Your objective:
The response must contain the complete data, printed exactly.

Records for processing:
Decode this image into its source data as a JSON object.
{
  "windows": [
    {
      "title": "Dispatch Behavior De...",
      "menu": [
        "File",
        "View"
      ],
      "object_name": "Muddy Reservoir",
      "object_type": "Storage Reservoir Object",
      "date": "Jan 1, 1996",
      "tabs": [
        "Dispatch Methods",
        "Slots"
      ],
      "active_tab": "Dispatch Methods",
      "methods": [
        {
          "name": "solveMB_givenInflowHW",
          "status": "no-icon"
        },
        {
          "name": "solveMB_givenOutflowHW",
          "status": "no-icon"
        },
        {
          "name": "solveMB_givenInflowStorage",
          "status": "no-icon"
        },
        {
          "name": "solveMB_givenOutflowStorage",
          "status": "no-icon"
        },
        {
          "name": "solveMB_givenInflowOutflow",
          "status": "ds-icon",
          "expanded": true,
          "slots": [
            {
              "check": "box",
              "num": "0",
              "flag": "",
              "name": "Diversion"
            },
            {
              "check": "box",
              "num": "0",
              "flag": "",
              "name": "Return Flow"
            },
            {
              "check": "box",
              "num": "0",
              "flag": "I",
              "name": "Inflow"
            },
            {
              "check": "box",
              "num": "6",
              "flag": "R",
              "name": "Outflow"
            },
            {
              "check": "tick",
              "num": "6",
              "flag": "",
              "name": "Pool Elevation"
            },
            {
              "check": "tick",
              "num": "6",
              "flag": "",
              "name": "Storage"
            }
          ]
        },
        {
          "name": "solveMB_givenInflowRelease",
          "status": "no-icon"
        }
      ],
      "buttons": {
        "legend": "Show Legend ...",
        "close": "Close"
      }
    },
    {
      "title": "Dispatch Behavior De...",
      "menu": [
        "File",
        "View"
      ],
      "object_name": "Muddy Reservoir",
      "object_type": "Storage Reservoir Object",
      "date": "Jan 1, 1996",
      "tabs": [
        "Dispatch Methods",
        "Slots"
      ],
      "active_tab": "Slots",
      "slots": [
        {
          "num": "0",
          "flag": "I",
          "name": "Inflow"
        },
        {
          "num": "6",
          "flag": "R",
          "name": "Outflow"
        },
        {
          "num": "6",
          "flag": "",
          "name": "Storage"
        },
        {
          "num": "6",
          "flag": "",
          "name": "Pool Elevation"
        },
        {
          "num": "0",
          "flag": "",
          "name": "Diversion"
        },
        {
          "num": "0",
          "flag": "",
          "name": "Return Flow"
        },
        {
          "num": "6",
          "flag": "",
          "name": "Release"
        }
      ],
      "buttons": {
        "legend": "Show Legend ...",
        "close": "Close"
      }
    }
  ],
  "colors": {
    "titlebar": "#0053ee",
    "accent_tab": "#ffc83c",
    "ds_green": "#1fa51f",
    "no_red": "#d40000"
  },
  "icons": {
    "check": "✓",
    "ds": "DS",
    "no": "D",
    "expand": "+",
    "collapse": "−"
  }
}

Written response:
Decode this image into its source data as a JSON object.
{
  "windows": [
    {
      "title": "Dispatch Behavior De...",
      "menu": [
        "File",
        "View"
      ],
      "object_name": "Muddy Reservoir",
      "object_type": "Storage Reservoir Object",
      "date": "Jan 1, 1996",
      "tabs": [
        "Dispatch Methods",
        "Slots"
      ],
      "active_tab": "Dispatch Methods",
      "methods": [
        {
          "name": "solveMB_givenInflowHW",
          "status": "no-icon"
        },
        {
          "name": "solveMB_givenOutflowHW",
          "status": "no-icon"
        },
        {
          "name": "solveMB_givenInflowStorage",
          "status": "no-icon"
        },
        {
          "name": "solveMB_givenOutflowStorage",
          "status": "no-icon"
        },
        {
          "name": "solveMB_givenInflowOutflow",
          "status": "ds-icon",
          "expanded": true,
          "slots": [
            {
              "check": "box",
              "num": "0",
              "flag": "",
              "name": "Diversion"
            },
            {
              "check": "box",
              "num": "0",
              "flag": "",
              "name": "Return Flow"
            },
            {
              "check": "box",
              "num": "0",
              "flag": "I",
              "name": "Inflow"
            },
            {
              "check": "box",
              "num": "6",
              "flag": "R",
              "name": "Outflow"
            },
            {
              "check": "tick",
              "num": "6",
              "flag": "",
              "name": "Pool Elevation"
            },
            {
              "check": "tick",
              "num": "6",
              "flag": "",
              "name": "Storage"
            }
          ]
        },
        {
          "name": "solveMB_givenInflowRelease",
          "status": "no-icon"
        }
      ],
      "buttons": {
        "legend": "Show Legend ...",
        "close": "Close"
      }
    },
    {
      "title": "Dispatch Behavior De...",
      "menu": [
        "File",
        "View"
      ],
      "object_name": "Muddy Reservoir",
      "object_type": "Storage Reservoir Object",
      "date": "Jan 1, 1996",
      "tabs": [
        "Dispatch Methods",
        "Slots"
      ],
      "active_tab": "Slots",
      "slots": [
        {
          "num": "0",
          "flag": "I",
          "name": "Inflow"
        },
        {
          "num": "6",
          "flag": "R",
          "name": "Outflow"
        },
        {
          "num": "6",
          "flag": "",
          "name": "Storage"
        },
        {
          "num": "6",
          "flag": "",
          "name": "Pool Elevation"
        },
        {
          "num": "0",
          "flag": "",
          "name": "Diversion"
        },
        {
          "num": "0",
          "flag": "",
          "name": "Return Flow"
        },
        {
          "num": "6",
          "flag": "",
          "name": "Release"
        }
      ],
      "buttons": {
        "legend": "Show Legend ...",
        "close": "Close"
      }
    }
  ],
  "colors": {
    "titlebar": "#0053ee",
    "accent_tab": "#ffc83c",
    "ds_green": "#1fa51f",
    "no_red": "#d40000"
  },
  "icons": {
    "check": "✓",
    "ds": "DS",
    "no": "D",
    "expand": "+",
    "collapse": "−"
  }
}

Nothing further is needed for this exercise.